When time stood still for a while

Last Friday, I attended Hornbill City Toastmasters Club’s installation night cum 25th anniversary celebration in Kuching. I was invited in my capacity as a former president of the club by the organising chairperson of the event, Tan Hong Mui.

I am glad I accepted the invitation. It was one of the best dinners I had attended in a long time. The camaraderie I shared with some members of the club, especially some of the former presidents with whom I served for years was incredible and amazing.

Many of them have left the club and the Toastmasters movement because of work commitment or other interests. That night, however, especially for those who sat at Table No 2, time stood still for a while.

Although many of us had not seen each other for ages, somehow, we clicked together instantly and laughed loudly at each other’s jokes and antics. Yes, for a few hours that night, we turned back the clock; became our younger selves and were so carefree!

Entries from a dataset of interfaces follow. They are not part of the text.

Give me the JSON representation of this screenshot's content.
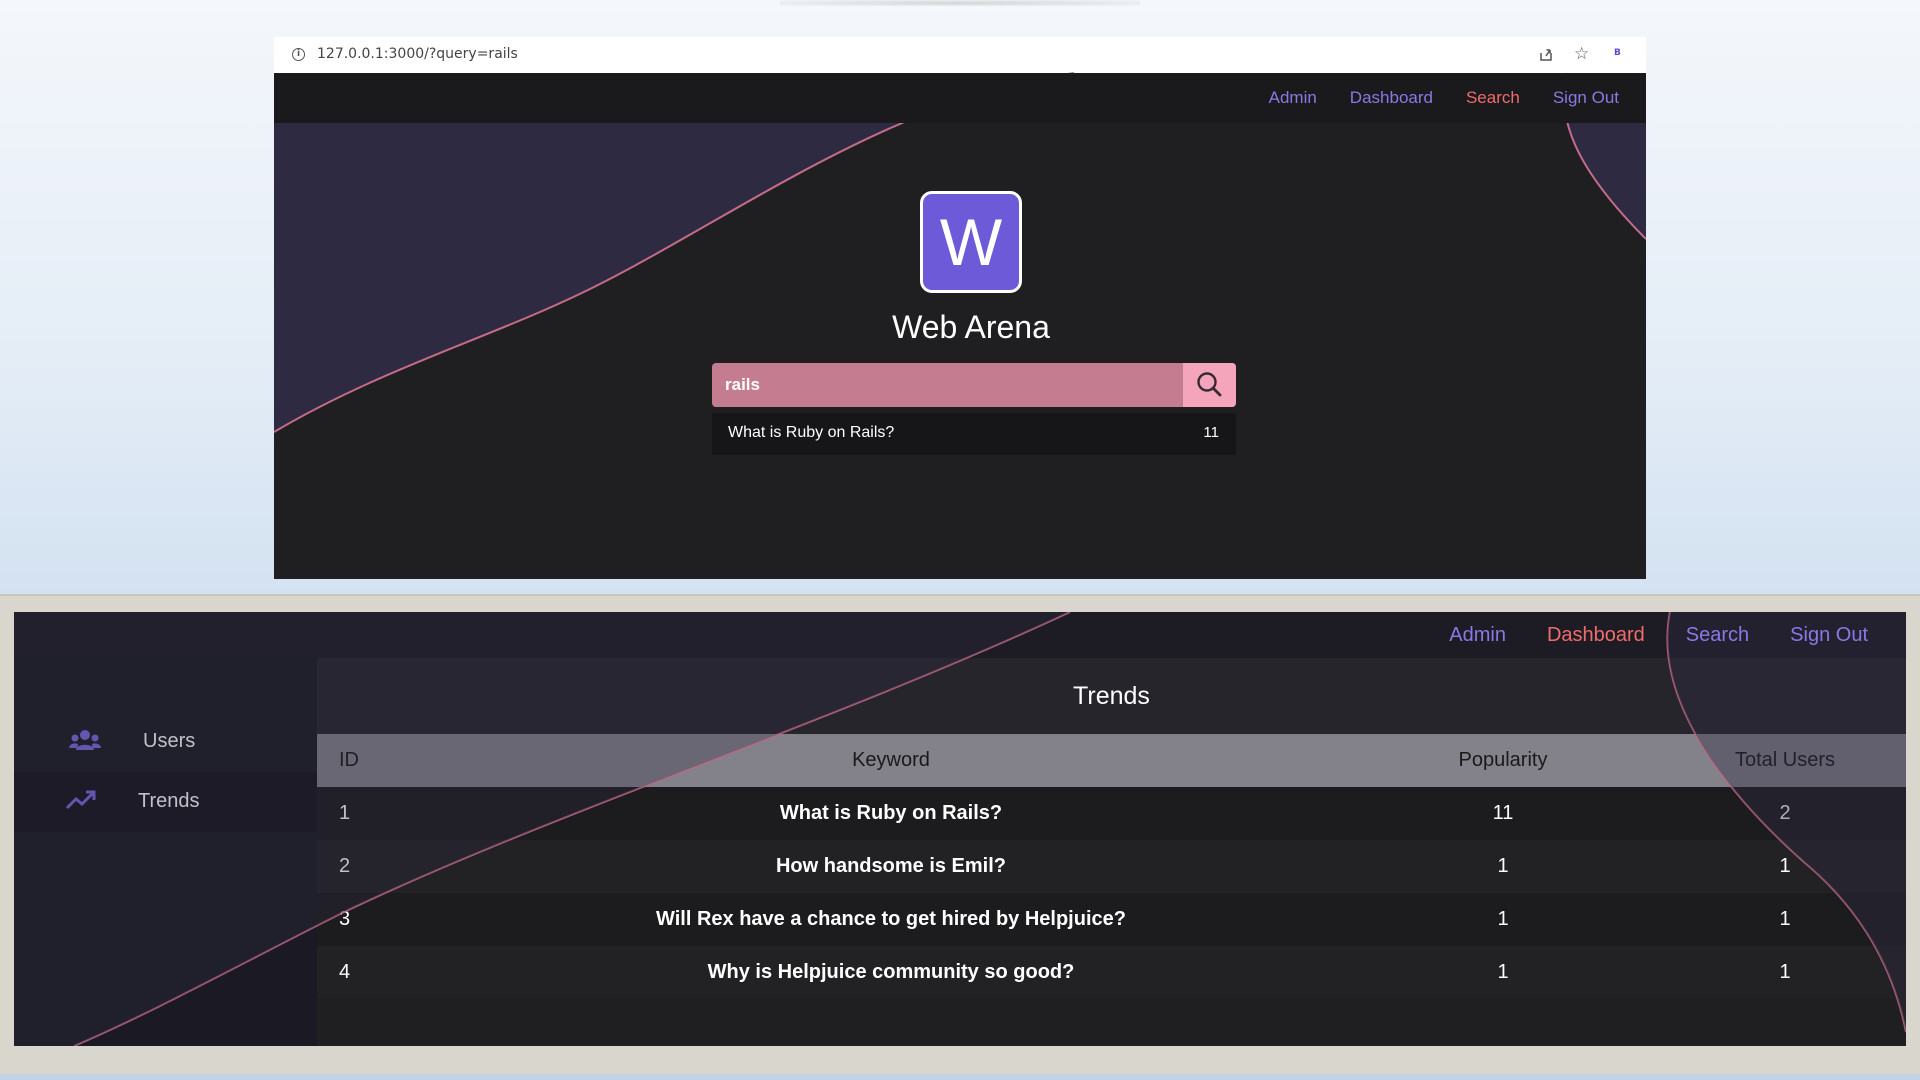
{
  "top_window": {
    "url": "127.0.0.1:3000/?query=rails",
    "profile_initial": "B",
    "nav": [
      "Admin",
      "Dashboard",
      "Search",
      "Sign Out"
    ],
    "active_nav": "Search",
    "logo_letter": "W",
    "brand": "Web Arena",
    "search": {
      "value": "rails"
    },
    "results": [
      {
        "query": "What is Ruby on Rails?",
        "count": "11"
      }
    ]
  },
  "bottom_window": {
    "nav": [
      "Admin",
      "Dashboard",
      "Search",
      "Sign Out"
    ],
    "active_nav": "Dashboard",
    "sidebar": [
      {
        "label": "Users",
        "icon": "users-icon"
      },
      {
        "label": "Trends",
        "icon": "trending-up-icon",
        "selected": true
      }
    ],
    "title": "Trends",
    "table": {
      "headers": [
        "ID",
        "Keyword",
        "Popularity",
        "Total Users"
      ],
      "rows": [
        [
          "1",
          "What is Ruby on Rails?",
          "11",
          "2"
        ],
        [
          "2",
          "How handsome is Emil?",
          "1",
          "1"
        ],
        [
          "3",
          "Will Rex have a chance to get hired by Helpjuice?",
          "1",
          "1"
        ],
        [
          "4",
          "Why is Helpjuice community so good?",
          "1",
          "1"
        ]
      ]
    }
  },
  "colors": {
    "accent": "#6d5ad8",
    "nav_link": "#8a78e4",
    "nav_active": "#f06b6b",
    "search_bg": "#c47d90",
    "search_button": "#f4a5bc",
    "app_bg": "#1f1f21"
  }
}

Besides the company, the food at the historic Sarawak Club, the venue of the function, was fantastic. I learnt that it had been specially chosen by Dunstan Chan a veteran member of the club, past District 51 Governor and champion speaker.

Pointing to the food list, his lovely and beautiful wife, Violetta, who sat next to me said, “All his favourite food is here.” I enjoyed the food so much that at the end of the dinner, I personally thanked Dunstan for his delicious selections.

For dessert, we were treated to pieces of the club’s 25th anniversary cake. Guest of honour and the club’s patron, Datuk David Teng, a former state assistant minister, had earlier on cut the cake. He was patron of the club when I was president of Hornbill City Toastmasters Club from July 2002 to June 2003. It is encouraging to see his strong support for the club remains until today.

I joined Hornbill City Toastmasters Club in 1998 because I wanted to be able to speak in front of an audience. There are now many Toastmasters Clubs in Sarawak and the world and all affiliated to Toastmasters International is a worldwide non-profit educational organisation that empowers individuals to become effective communicators and leaders. Headquartered in Rancho Santa Margarita, California, the organisation now has more than 345,000 members in more than 15,900 clubs in 142 countries.

In some Toastmasters Clubs, you can become the president even if you have just joined the club for a year and there is no contest for the post. When I was in Hornbill City Toastmasters Club, the queue to the top post was quite long. My friends and I had to wait patiently for a few years for our turn to helm the club. We were young then and did not mind waiting.

I held most of the posts in the executive committee before ending up as the president. I climbed the rank slowly from sergeant-at-arms, secretary, vice president public relations, vice president membership and vice president education and then president. With each post, I learned various skills which remained with me until today.

For example, as secretary, I learned to write good minutes of meeting, thanks to the guidance I received from the then president, Julie Fong.

The only post I did not hold was that of the treasurer, simply because I was hopeless with figures and still am.

I am now a member of another club, Connections Toastmasters Club. I stopped being a member of Hornbill City Toastmasters because of work commitment and I could not attend the club’s meeting on the day it was scheduled.

The dinner at the Sarawak Club last Friday made me realise how much I missed the camaraderie I enjoyed with my friends as we undertook our Toastmasters journey in Hornbill City years ago.

It also made me realise how much water has flowed under the bridge; how we had changed and aged and how much I owed to the club for making me what I am today.

Hornbill City Toastmasters Club was, after all, where I made my ice-breaker, the first Toastmasters speech, and where I completed many of my educational manuals.

Joining it was the first step I took in my long journey as a Toastmaster. It was also where I first took up the post of president and area governor.

I am now a Distinguished Toastmaster (DTM). The DTM award is the highest level of educational achievement in Toastmasters.

To earn the DTM designation in the traditional (old) education programme, I had to earn the Competent Communicator (CC) award, earn the Competent Leader (CL) award, serve at least six months as a club officer, serve a complete one-year term as a district officer, serve as a club sponsor, mentor or coach, participate in the preparation of a Club Success Plan, earn the Advanced Communicator Gold or Advanced Toastmaster Gold award and earn my Advanced Leader Silver or Advanced Leader award.

In the last leg of my journey towards becoming a DTM, I received a lot of help from past International President of Toastmasters International, Datuk John Lau, who is a strong supporter of Connections Toastmasters Club, my current club.

Besides the installation of the incoming president, Awang Saifeluddin and his exco members, one of the highlights at the Hornbill City Toastmasters Club’s dinner last Friday was a slideshow of the club’s history by Dunstan. Tributes were paid to the past presidents during the slideshow. It was good to see a picture of my younger self on the board!

I thank the club for remembering its past presidents and for inviting me to the dinner. The euphoria I experienced that night will remain with me for a while. Thank you, Hornbill City Toastmasters Club!